This timely documentary is essential viewing for 1) anyone with a serious interest in film, 2) anyone interested in the post war politics that led to the suppression of some extraordinary Nazi death camp documentation and 3) anyone brave enough to view some of the most distressing images of the Holocaust ever captured on film.
In 1945, producer Sidney Bernstein and director Alfred Hitchcock (yes, you read that correctly) were commissioned to oversee German Concentration Camps Factual Survey – a film which was to contain everything in the liberated death camps that would “prove this actually happened”. This documentary was shot, scripted and partially edited, but the project was ultimately shelved by a Foreign Office who ruled it “inconvenient”, given rapidly changing post war political considerations, such as the rise of Zionism and the need for Germany as an ally against the Soviets.
The complete film, missing for several decades, has subsequently been rediscovered and finished to Bernstein and Hitchcock’s original specifications by Imperial War Museum scholars. It will screen at the London Film Festival next month, but in the meantime Night Will Fall, director Andre Singer’s companion piece, explains the story behind the making of this film, and provides interviews and context for its truly horrifying footage.
Singer is the ideal choice to oversee a project like this, given his involvement in The Act of Killing (a documentary I haven’t had the courage to watch yet, in spite of its near universal acclaim). The result is a sober and fascinating piece of work. Be warned – the imagery on display here is beyond shocking and will scar your memory forever.
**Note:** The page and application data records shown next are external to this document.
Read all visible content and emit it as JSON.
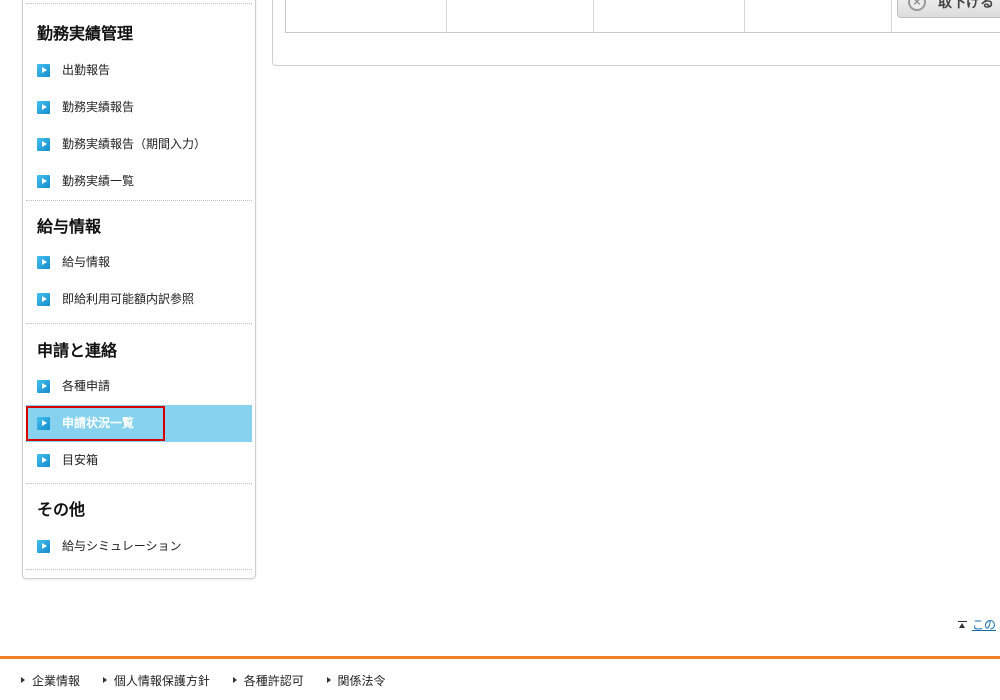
{
  "sidebar": {
    "sections": [
      {
        "title": "勤務実績管理",
        "items": [
          "出勤報告",
          "勤務実績報告",
          "勤務実績報告（期間入力）",
          "勤務実績一覧"
        ]
      },
      {
        "title": "給与情報",
        "items": [
          "給与情報",
          "即給利用可能額内訳参照"
        ]
      },
      {
        "title": "申請と連絡",
        "items": [
          "各種申請",
          "申請状況一覧",
          "目安箱"
        ]
      },
      {
        "title": "その他",
        "items": [
          "給与シミュレーション"
        ]
      }
    ],
    "active_item": "申請状況一覧"
  },
  "main": {
    "withdraw_button": "取下げる"
  },
  "pagetop": {
    "label": "この"
  },
  "footer": {
    "links": [
      "企業情報",
      "個人情報保護方針",
      "各種許認可",
      "関係法令"
    ]
  },
  "colors": {
    "accent_orange": "#ef8126",
    "active_bg": "#87d3ef",
    "highlight_red": "#d60000",
    "arrow_blue": "#168ccc"
  }
}
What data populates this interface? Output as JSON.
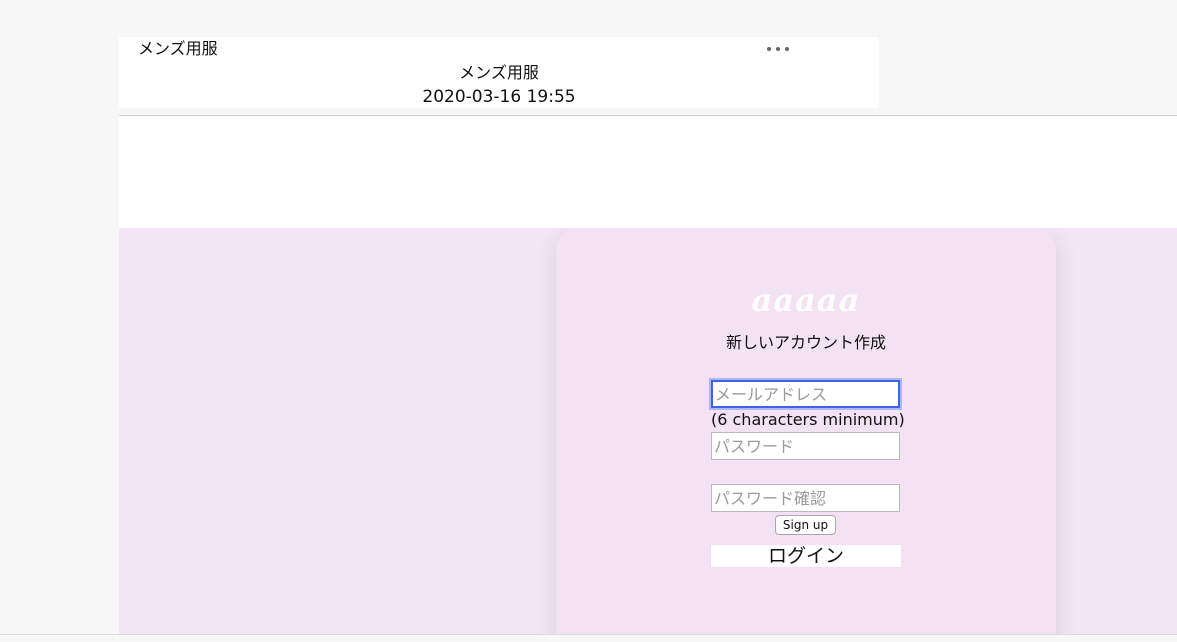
{
  "post": {
    "top_title": "メンズ用服",
    "title": "メンズ用服",
    "date": "2020-03-16 19:55",
    "more_icon": "more-horizontal-icon"
  },
  "signup": {
    "brand": "aaaaa",
    "heading": "新しいアカウント作成",
    "email_placeholder": "メールアドレス",
    "email_value": "",
    "hint": "(6 characters minimum)",
    "password_placeholder": "パスワード",
    "password_value": "",
    "confirm_placeholder": "パスワード確認",
    "confirm_value": "",
    "submit_label": "Sign up",
    "login_label": "ログイン"
  },
  "colors": {
    "page_background": "#f7f7f7",
    "section_background": "#f4e6f6",
    "card_background": "#f2e2f3",
    "focus_ring": "#3d63e8"
  }
}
However, this remains a vitally important and profoundly relevant film as, to quote Peter Bradshaw in The Guardian, it “exposes once again the obscenity of Holocaust denial”. Given recent current events, I couldn’t put it more eloquently than that.